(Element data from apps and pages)
┌──
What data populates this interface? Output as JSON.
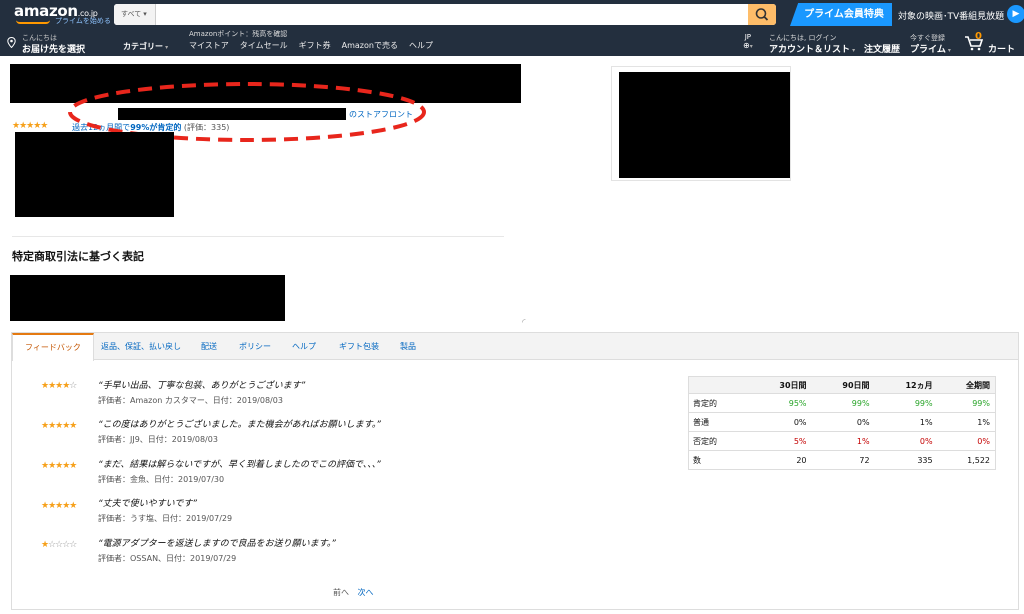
{
  "header": {
    "logo_text": "amazon",
    "logo_domain": ".co.jp",
    "logo_sub": "プライムを始める",
    "search_category": "すべて",
    "search_value": "",
    "prime_banner": "プライム会員特典",
    "prime_video": "対象の映画･TV番組見放題"
  },
  "nav": {
    "location_line1": "こんにちは",
    "location_line2": "お届け先を選択",
    "categories": "カテゴリー",
    "points": "Amazonポイント：残高を確認",
    "links": [
      "マイストア",
      "タイムセール",
      "ギフト券",
      "Amazonで売る",
      "ヘルプ"
    ],
    "lang": "JP",
    "account_line1": "こんにちは, ログイン",
    "account_line2": "アカウント＆リスト",
    "orders": "注文履歴",
    "prime_line1": "今すぐ登録",
    "prime_line2": "プライム",
    "cart_count": "0",
    "cart_label": "カート"
  },
  "seller": {
    "rating_stars": 5,
    "summary_prefix": "過去12ヵ月間で",
    "summary_bold": "99%が肯定的",
    "summary_count": "(評価：335)",
    "storefront": "のストアフロント",
    "legal_title": "特定商取引法に基づく表記"
  },
  "tabs": [
    "フィードバック",
    "返品、保証、払い戻し",
    "配送",
    "ポリシー",
    "ヘルプ",
    "ギフト包装",
    "製品"
  ],
  "reviews": [
    {
      "stars": 4,
      "quote": "“手早い出品、丁寧な包装、ありがとうございます”",
      "meta": "評価者：Amazon カスタマー、日付：2019/08/03"
    },
    {
      "stars": 5,
      "quote": "“この度はありがとうございました。また機会があればお願いします。”",
      "meta": "評価者：JJ9、日付：2019/08/03"
    },
    {
      "stars": 5,
      "quote": "“まだ、結果は解らないですが、早く到着しましたのでこの評価で、、、”",
      "meta": "評価者：金魚、日付：2019/07/30"
    },
    {
      "stars": 5,
      "quote": "“丈夫で使いやすいです”",
      "meta": "評価者：うす塩、日付：2019/07/29"
    },
    {
      "stars": 1,
      "quote": "“電源アダプターを返送しますので良品をお送り願います。”",
      "meta": "評価者：OSSAN、日付：2019/07/29"
    }
  ],
  "pager": {
    "prev": "前へ",
    "next": "次へ"
  },
  "rating_table": {
    "headers": [
      "",
      "30日間",
      "90日間",
      "12ヵ月",
      "全期間"
    ],
    "rows": [
      {
        "label": "肯定的",
        "values": [
          "95%",
          "99%",
          "99%",
          "99%"
        ],
        "color": "#28a428"
      },
      {
        "label": "普通",
        "values": [
          "0%",
          "0%",
          "1%",
          "1%"
        ],
        "color": "#111111"
      },
      {
        "label": "否定的",
        "values": [
          "5%",
          "1%",
          "0%",
          "0%"
        ],
        "color": "#c40000"
      },
      {
        "label": "数",
        "values": [
          "20",
          "72",
          "335",
          "1,522"
        ],
        "color": "#111111"
      }
    ]
  },
  "colors": {
    "nav_bg": "#232f3e",
    "accent_orange": "#ff9900",
    "link_blue": "#0066c0",
    "prime_blue": "#1a98ff",
    "annotation_red": "#e8261c"
  }
}
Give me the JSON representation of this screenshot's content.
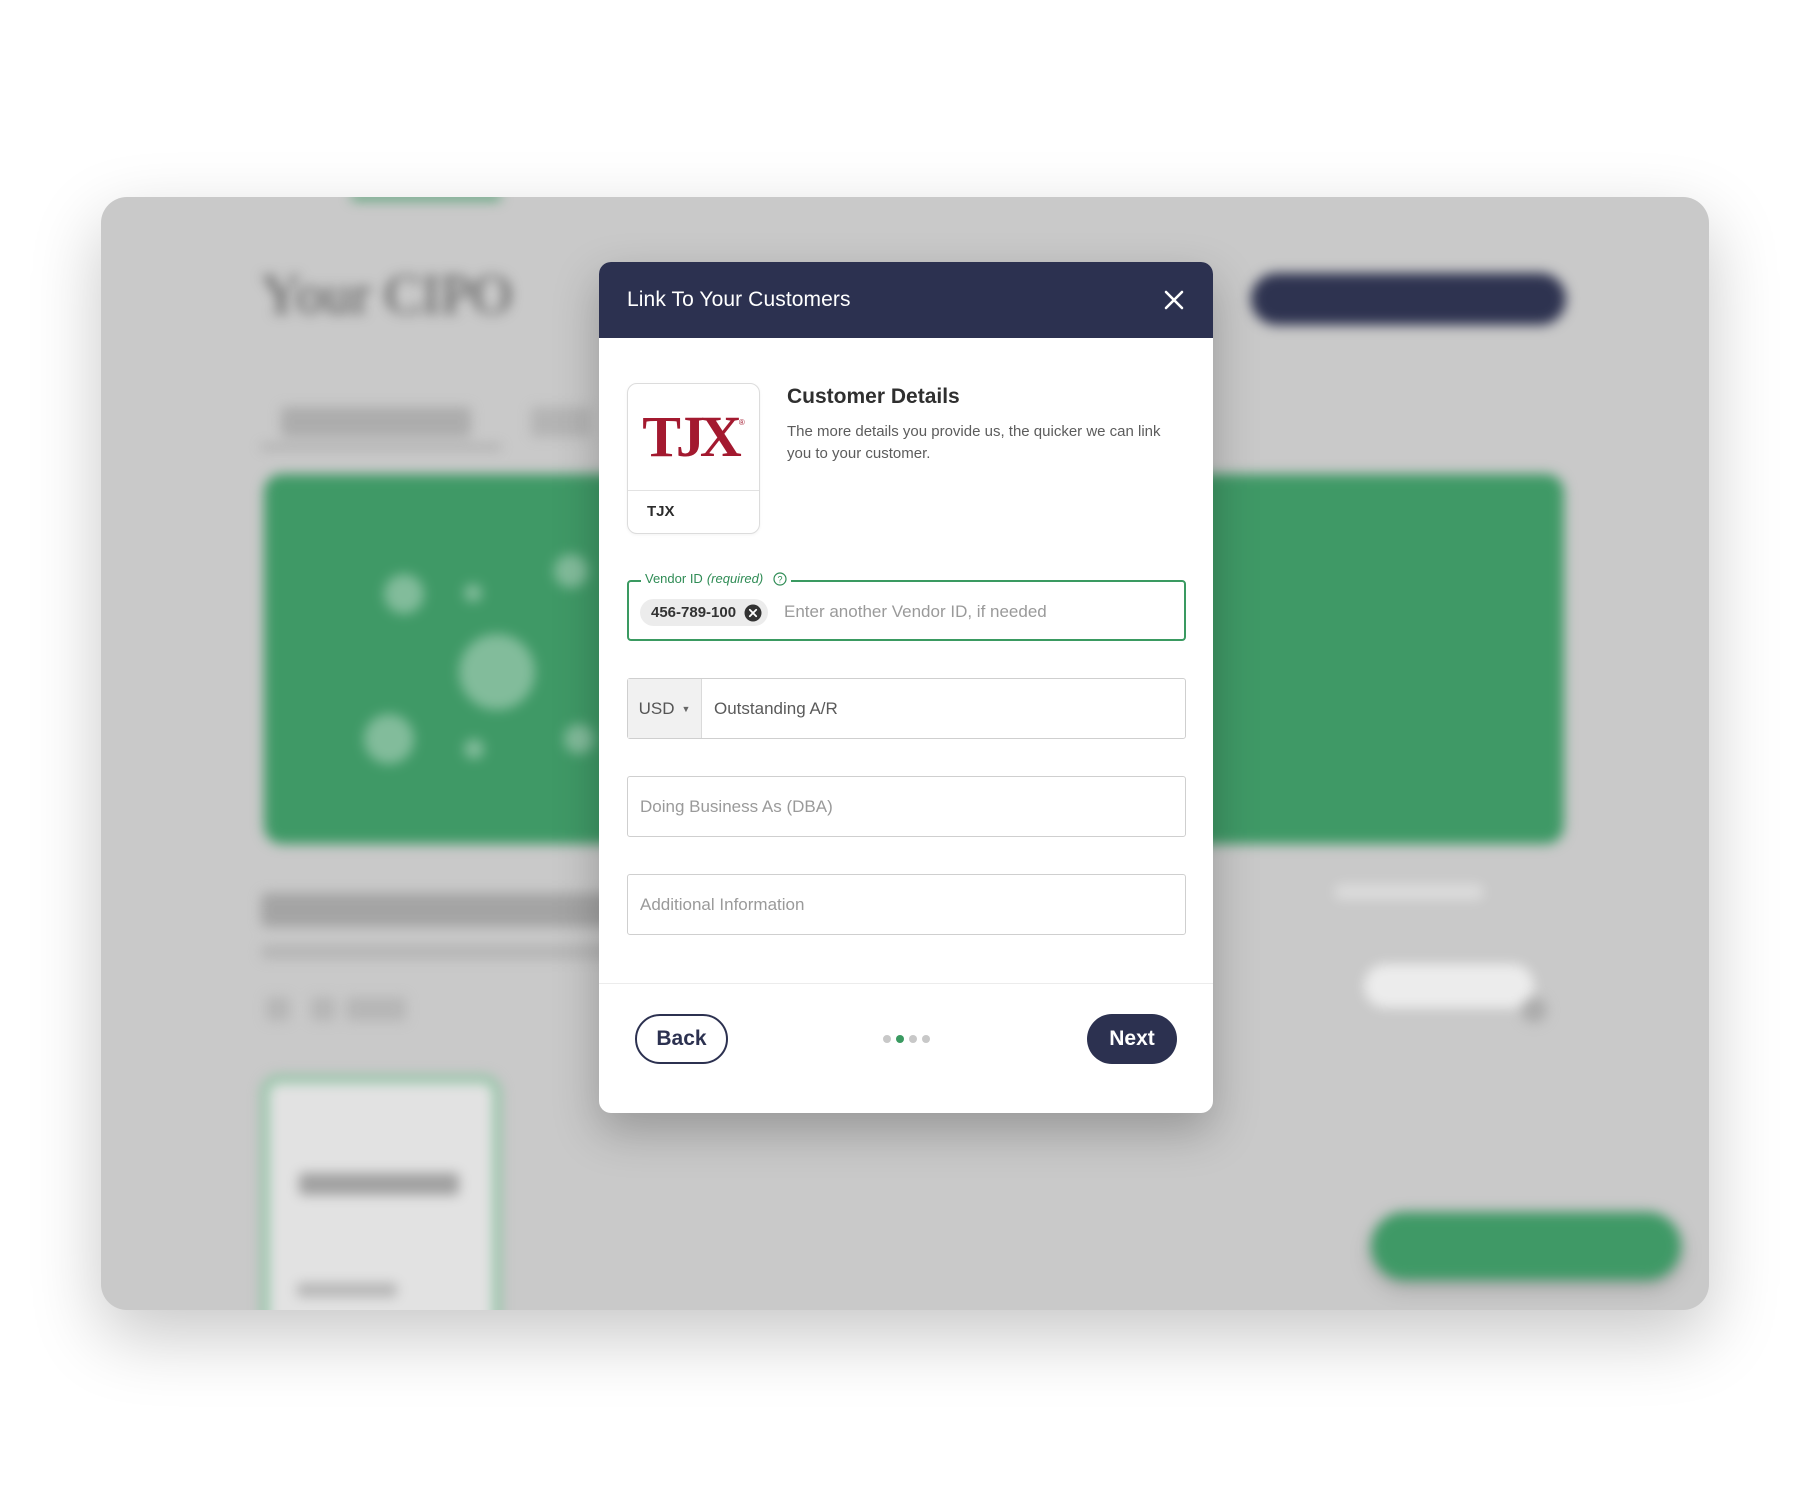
{
  "modal": {
    "title": "Link To Your Customers",
    "close_icon": "close-icon"
  },
  "customer": {
    "logo_text": "TJX",
    "logo_color": "#a3192f",
    "name": "TJX",
    "section_title": "Customer Details",
    "section_description": "The more details you provide us, the quicker we can link you to your customer."
  },
  "vendor_field": {
    "label": "Vendor ID",
    "required_label": "(required)",
    "help_icon": "help-circle-icon",
    "chip_value": "456-789-100",
    "chip_remove_icon": "remove-circle-icon",
    "placeholder": "Enter another Vendor ID, if needed"
  },
  "ar_field": {
    "currency": "USD",
    "placeholder": "Outstanding A/R"
  },
  "dba_field": {
    "placeholder": "Doing Business As (DBA)"
  },
  "info_field": {
    "placeholder": "Additional Information"
  },
  "footer": {
    "back_label": "Back",
    "next_label": "Next",
    "steps_total": 4,
    "current_step": 2
  },
  "colors": {
    "header_bg": "#2c3150",
    "accent_green": "#3a9a61",
    "brand_red": "#a3192f"
  }
}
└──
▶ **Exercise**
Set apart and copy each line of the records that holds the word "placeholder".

▶ **Result**
    "placeholder": "Enter another Vendor ID, if needed"
    "placeholder": "Outstanding A/R"
    "placeholder": "Doing Business As (DBA)"
    "placeholder": "Additional Information"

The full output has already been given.